Personal Injury Claims for Clients in Custody
Published on December 23, 2021 by Emily Katheklakis
What damages may be available for clients who have suffered personal injuries whilst in custody?
Part 2A of the Civil Liability Act (NSW) 2002 (CLA) contains special provisions for offenders in custody.
For any claim for an injury suffered by a person while in custody, Part 2A applies, whether or not the injury was caused by an intentional act with intent to cause harm (an intentional tort) or by negligence. Therefore, it applies in respect of injuries suffered as a result of accidents, the actions of the Officers and staff of the Correctional Centre and also other inmates of the Correctional Centre.
“Offender in custody” is defined under Section 26A of the CLA to include a child who has been detained under the Children (Detention Centre) Act 1987. However, if the injuries were sustained as a result of “child abuse”, Part 2A no longer applies. Please refer to my article “Recent Developments for Child Abuse Suffered in Custody”.
There are extensive restrictions on the ability to claim any damages for injuries, due to Part 2A.
Damages are only recoverable for a personal injury if the injury results in the death of the person or in a degree of impairment which is at least 15% whole person impairment: Section 26C.
If a person does not reach that threshold, then they are not entitled to claim any damages at all for the personal injury.
15% Whole Person Impairment Threshold
- This threshold is very difficult to overcome and is much higher than the threshold of 15% of a most extreme case under Section 16 of the CLA for other personal injury claims.

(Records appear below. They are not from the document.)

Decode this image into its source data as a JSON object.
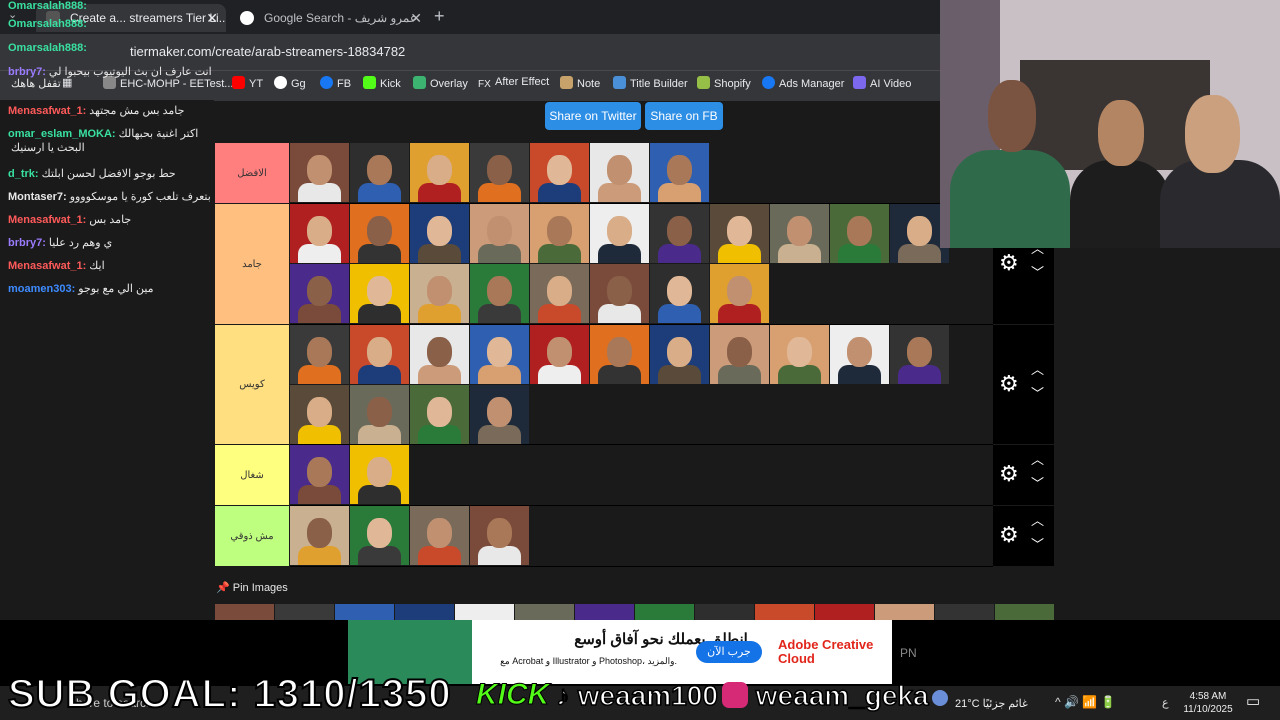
{
  "browser": {
    "tab_active": "Create a... streamers Tier Li...",
    "tab_second": "Google Search - عمرو شريف",
    "url": "tiermaker.com/create/arab-streamers-18834782",
    "bookmarks": [
      "Apps",
      "EHC-MOHP - EETest...",
      "YT",
      "Gg",
      "FB",
      "Kick",
      "Overlay",
      "After Effect",
      "Note",
      "Title Builder",
      "Shopify",
      "Ads Manager",
      "AI Video"
    ]
  },
  "chat": [
    {
      "user": "Omarsalah888:",
      "text": "",
      "color": "#39e0a0"
    },
    {
      "user": "Omarsalah888:",
      "text": "",
      "color": "#39e0a0"
    },
    {
      "user": "Omarsalah888:",
      "text": "",
      "color": "#39e0a0"
    },
    {
      "user": "brbry7:",
      "text": "وهو انت عارف ان بث اليوتيوب بيحبوا لي",
      "color": "#9b7bff"
    },
    {
      "user": "",
      "text": "تقفل هاهك",
      "color": "#e8e8e8"
    },
    {
      "user": "Menasafwat_1:",
      "text": "جامد بس مش مجتهد",
      "color": "#ff5a5a"
    },
    {
      "user": "omar_eslam_MOKA:",
      "text": "اكتر اغنية بحبهالك",
      "color": "#39e0a0"
    },
    {
      "user": "",
      "text": "البحث يا ارسنيك",
      "color": "#e8e8e8"
    },
    {
      "user": "d_trk:",
      "text": "حط بوجو الافضل لحسن ابلتك",
      "color": "#39e0a0"
    },
    {
      "user": "Montaser7:",
      "text": "بتعرف تلعب كورة يا موسكوووو",
      "color": "#e8e8e8"
    },
    {
      "user": "Menasafwat_1:",
      "text": "جامد بس",
      "color": "#ff5a5a"
    },
    {
      "user": "brbry7:",
      "text": "ي وهم رد عليا",
      "color": "#9b7bff"
    },
    {
      "user": "Menasafwat_1:",
      "text": "ايك",
      "color": "#ff5a5a"
    },
    {
      "user": "moamen303:",
      "text": "مين الي مع بوجو",
      "color": "#3d8bff"
    }
  ],
  "share": {
    "twitter": "Share on Twitter",
    "fb": "Share on FB"
  },
  "tiers": [
    {
      "label": "الافضل",
      "color": "#ff7f7f"
    },
    {
      "label": "جامد",
      "color": "#ffbf7f"
    },
    {
      "label": "كويس",
      "color": "#ffdf7f"
    },
    {
      "label": "شغال",
      "color": "#ffff7f"
    },
    {
      "label": "مش ذوقي",
      "color": "#bfff7f"
    }
  ],
  "pin_images": "Pin Images",
  "overlay": {
    "sub_goal": "SUB GOAL: 1310/1350",
    "kick": "KICK",
    "tiktok": "weaam100",
    "instagram": "weaam_geka"
  },
  "ad": {
    "headline": "انطلق بعملك نحو آفاق أوسع.",
    "sub": "مع Acrobat و Illustrator و Photoshop، والمزيد.",
    "button": "جرب الآن",
    "brand": "Adobe Creative Cloud"
  },
  "taskbar": {
    "search": "here to search",
    "weather": "21°C غائم جزئيًا",
    "time": "4:58 AM",
    "date": "11/10/2025",
    "lang": "ع"
  }
}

- The impairment is determined in the same way as it is under the workers compensation scheme, by an Approved Medical Specialist who applies the American Medical Association 5th Edition Guide and the WorkCover Guidelines
- If there is a dispute in relation to the extent of impairment, then the dispute is referred to the Personal Injury Commission. The Commission will appoint a medical specialist from its panel to determine the extent of impairment and that specialist’s findings will be binding upon the parties, except for some narrow grounds of appeal.

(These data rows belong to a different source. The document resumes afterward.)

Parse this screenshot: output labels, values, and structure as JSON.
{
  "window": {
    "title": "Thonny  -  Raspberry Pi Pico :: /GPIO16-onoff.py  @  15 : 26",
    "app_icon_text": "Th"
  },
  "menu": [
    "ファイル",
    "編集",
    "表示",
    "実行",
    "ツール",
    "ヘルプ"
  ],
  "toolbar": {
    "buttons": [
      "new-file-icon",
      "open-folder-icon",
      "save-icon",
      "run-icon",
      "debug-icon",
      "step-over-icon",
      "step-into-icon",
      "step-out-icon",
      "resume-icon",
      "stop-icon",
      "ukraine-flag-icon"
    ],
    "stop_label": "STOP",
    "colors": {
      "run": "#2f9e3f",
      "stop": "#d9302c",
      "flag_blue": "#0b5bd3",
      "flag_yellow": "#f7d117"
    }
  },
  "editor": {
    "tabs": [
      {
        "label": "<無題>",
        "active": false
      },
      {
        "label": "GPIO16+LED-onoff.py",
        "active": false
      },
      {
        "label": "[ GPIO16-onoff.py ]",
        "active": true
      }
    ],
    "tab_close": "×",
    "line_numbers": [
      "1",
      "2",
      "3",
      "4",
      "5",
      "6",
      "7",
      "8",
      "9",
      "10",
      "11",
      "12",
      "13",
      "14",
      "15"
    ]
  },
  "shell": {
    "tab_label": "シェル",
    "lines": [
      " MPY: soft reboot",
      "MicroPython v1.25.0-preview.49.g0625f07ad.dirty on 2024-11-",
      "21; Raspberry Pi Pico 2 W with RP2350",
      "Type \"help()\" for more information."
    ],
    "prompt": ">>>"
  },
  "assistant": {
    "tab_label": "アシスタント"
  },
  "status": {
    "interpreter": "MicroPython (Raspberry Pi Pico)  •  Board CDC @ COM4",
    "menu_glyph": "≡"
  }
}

- Physical and psychological injuries cannot be combined to reach a threshold, they must be assessed separately.
- Physical injuries will require either multiple injuries or significant ongoing impairment and often some type of surgery must have been undertaken. It is almost impossible for scarring alone to reach that threshold.

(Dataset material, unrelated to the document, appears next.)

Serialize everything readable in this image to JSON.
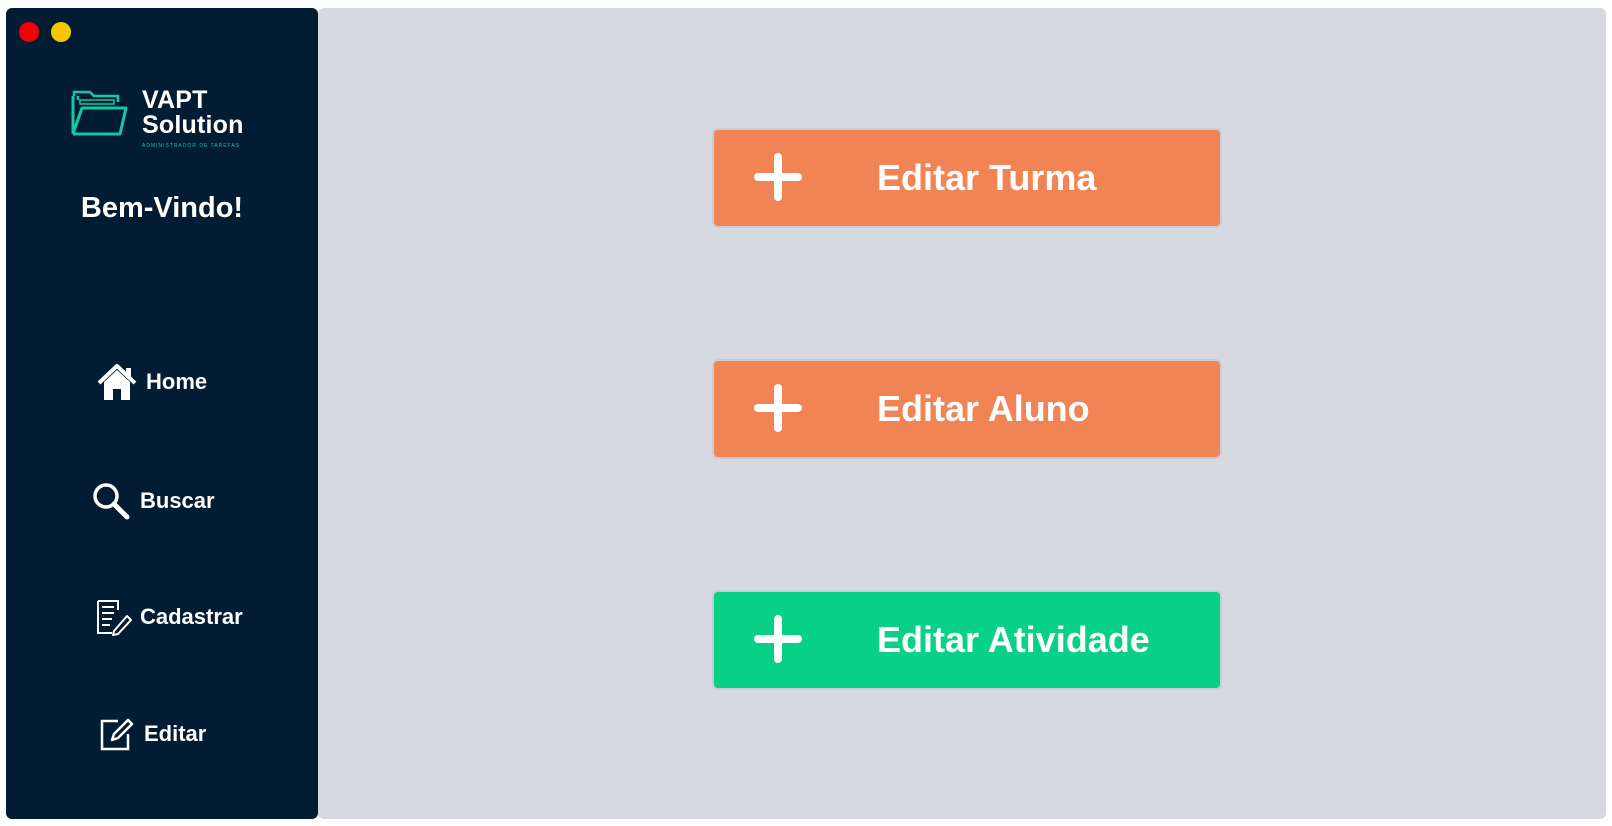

- Psychological injuries will be required to substantially impact upon the client’s day-to-day life. Discounts will be applied for any other psychological condition which is not directly related to the incident in custody.
- The amount payable for non-economic loss is limited to the amount payable under the workers compensation scheme.
Difficulties for personal injury claims
Accordingly, it is very difficult for a client to claim any damages for injuries suffered while in custody, unless those injuries are very severe. Even then, the amount payable is very limited for non-economic loss/pain and suffering. If the threshold can be met, other losses may be claimed such as wage loss and treatment, if applicable.
If the amount claimed is less than $100,000, then legal costs will be restricted under the CLA.
If the injuries were inflicted by other inmates, then the client will need to establish negligence by the State. For example, that the officers/staff of the Correctional Centre failed to protect the client when they knew they were at risk of harm.
An offender must give notice within 6 months of the incident of their intention to claim personal injury damages, unless they are a “vulnerable offender”: Section 26BA of the CLA.
The claim for personal injury must be brought within 3 years from the date the action was discoverable: Section 50C of the Limitation Act 1969.
What other claims may be available?
The client may be entitled to bring a Victims Services claim, if they were on remand and not a “convicted inmate” for the purposes of the Victims Rights and Support Act 2013, unless there are special circumstances or the client was a child at the time.
If the injuries were caused by the actions of officers/staff of the Correctional Centre, as employees of the State, then it is possible that an action could be brought against the State for assault and battery, without making a claim for the injuries themselves. The actions of the officers/staff would need to be “unlawful” to establish assault and battery.
Then the claim could be assessed as an intentional tort under common law. The damages available could include general/compensatory damages, aggravated damages and in some cases, exemplary damages (if the actions of the Defendant were in total disregard of the client’s rights and were completely unjustified).
Section 14(1)(b) of the Limitation Act provides a 6 year limitation period for other torts, such as intentional torts, which do not include a personal injury.
For more details on intentional tort claims, please contact Emily Katheklakis.